The decay constant is 0.302 hr-1, meaning each atom has approximately a 30% chance of decaying each hour.

After 6 hrs,
$\begin{array}{c} A(t) = A_0 e^{-\lambda t} \\ A(6.0 hr) = (2.3 \mu C_i)e^{-(0.302hr^{-1})(6.0 hr)} \\ A(6.0 hr) = 0.376 \mu C_i \end{array}$

The activity has dropped to 0.376/2.3 = 0.163 of its initial value. Since activity and number of atoms are proportional, 16% of the sample remains after 6.0 hr.

# Carbon Dating

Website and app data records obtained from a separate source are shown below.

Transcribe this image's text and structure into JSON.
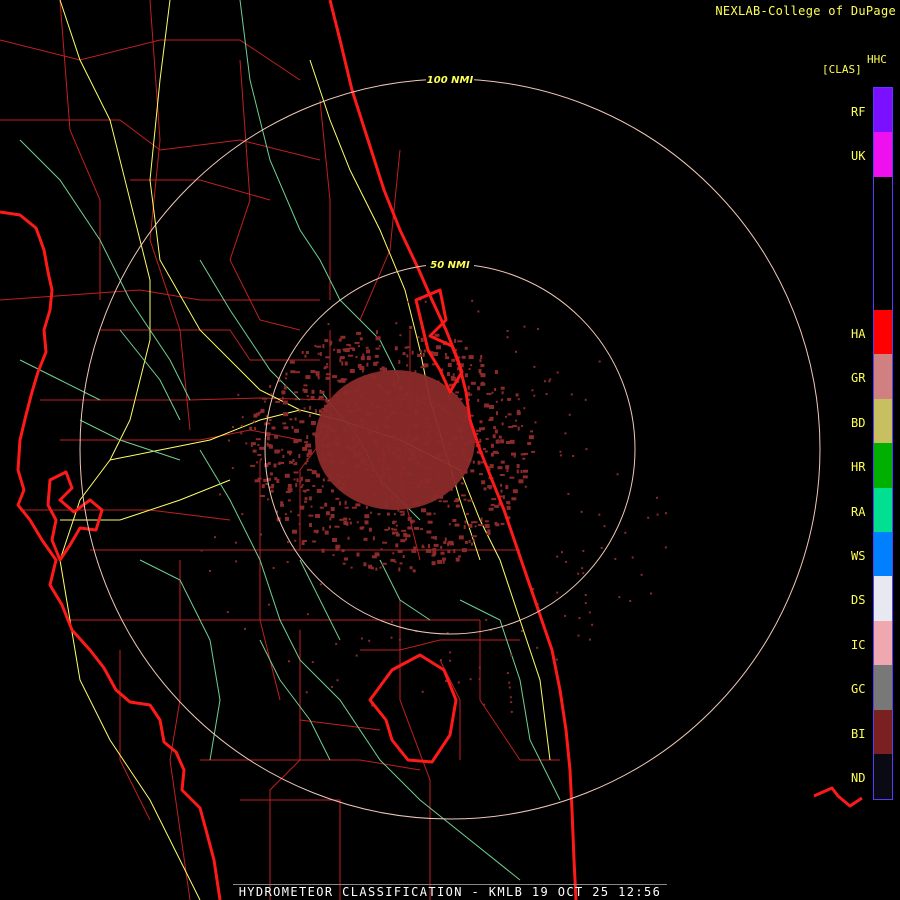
{
  "header": {
    "credit": "NEXLAB-College of DuPage"
  },
  "rings": [
    {
      "label": "100 NMI"
    },
    {
      "label": "50 NMI"
    }
  ],
  "legend": {
    "product": "HHC",
    "field": "[CLAS]",
    "classes": [
      {
        "code": "RF",
        "color": "#7a10ff"
      },
      {
        "code": "UK",
        "color": "#ee10ee"
      },
      {
        "code": "",
        "color": "#000000"
      },
      {
        "code": "",
        "color": "#000000"
      },
      {
        "code": "",
        "color": "#000000"
      },
      {
        "code": "HA",
        "color": "#ff0000"
      },
      {
        "code": "GR",
        "color": "#d08080"
      },
      {
        "code": "BD",
        "color": "#c8c060"
      },
      {
        "code": "HR",
        "color": "#00b000"
      },
      {
        "code": "RA",
        "color": "#00e090"
      },
      {
        "code": "WS",
        "color": "#0080ff"
      },
      {
        "code": "DS",
        "color": "#e8e8f0"
      },
      {
        "code": "IC",
        "color": "#f0a8b0"
      },
      {
        "code": "GC",
        "color": "#787878"
      },
      {
        "code": "BI",
        "color": "#7a2020"
      },
      {
        "code": "ND",
        "color": "#0a0a14"
      }
    ]
  },
  "colors": {
    "coast": "#ff1a1a",
    "county": "#c02020",
    "roads_primary": "#ffff66",
    "roads_secondary": "#70d090",
    "ring": "#f0c8b8",
    "echo_bi": "#8b2a2a"
  },
  "footer": {
    "caption": "HYDROMETEOR CLASSIFICATION - KMLB 19 OCT 25 12:56"
  }
}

A sample of leather from a tomb is burned to obtain 0.20 g of carbon. The measured activity of the sample is 0.017 Bq. How old is the sample? In the environment, about one carbon atom in 7.7 x 1011 is 14C. The half-life of 14C is 5730 yrs.

The half-life can be related to the decay constant via
$\begin{array} \lambda = \frac{\log(2)}{t_{1/2}} \\ \lambda = \frac{\log(2)}{5730 \text{ yr}} \\ \lambda = 1.21 x 10^{-4} \text{ yr} ^{-1} \end{array}$

To find the age of the leather, we need to calculate the activity of 14C in the present environment, and assume that this was the activity of the leather when the leather sample was in equilibrium with its environment (i.e., when it was alive). To do this, find the number of carbon atoms in the sample, then find how many of those are 14C. From this number, the activity of a “new” piece of leather can be determined.
$0.20 g \bigg( \frac{6.02 x10^{23} atoms C}{12 g} \bigg) = 1.00 x 10^{23} atoms C$

$1.00 x 10^{23} atoms C \bigg( \frac{1 atom^{14}C}{7.7 x10^{11} atoms C}\bigg) = 1.30 x 10^{10} atoms^{14}C$
Therefore, there were 1.30 x 1010 atoms of 14C present in the sample when the sample was alive. Since the decay constant gives the probability of decay as 1.21 x 10-4 yr-1, the initial activity of the sample was
$\begin{array}{rcl} A_0 = (1.30x10^{10}atoms^{14}C)(1.21x10^{-4}yr^{-1}) \\ A_0 = 1.57x10^6 decays/ yr \\ A_0 =0.050 decays /s = 0.050 Bq \end{array}$
Therefore,
$A(t) = A_0 e^{-\lambda t}$

$0.017 Bq = (0.050Bq)e^{-(1.21x10^{-4})t}$

$e^{-(1.21x10^{-4})t} = 0.34$

$-(1.21 x10^{-4})t = \log(0.34)$

$t = 8900 \text{ yr}$

The sample is 8900 years old.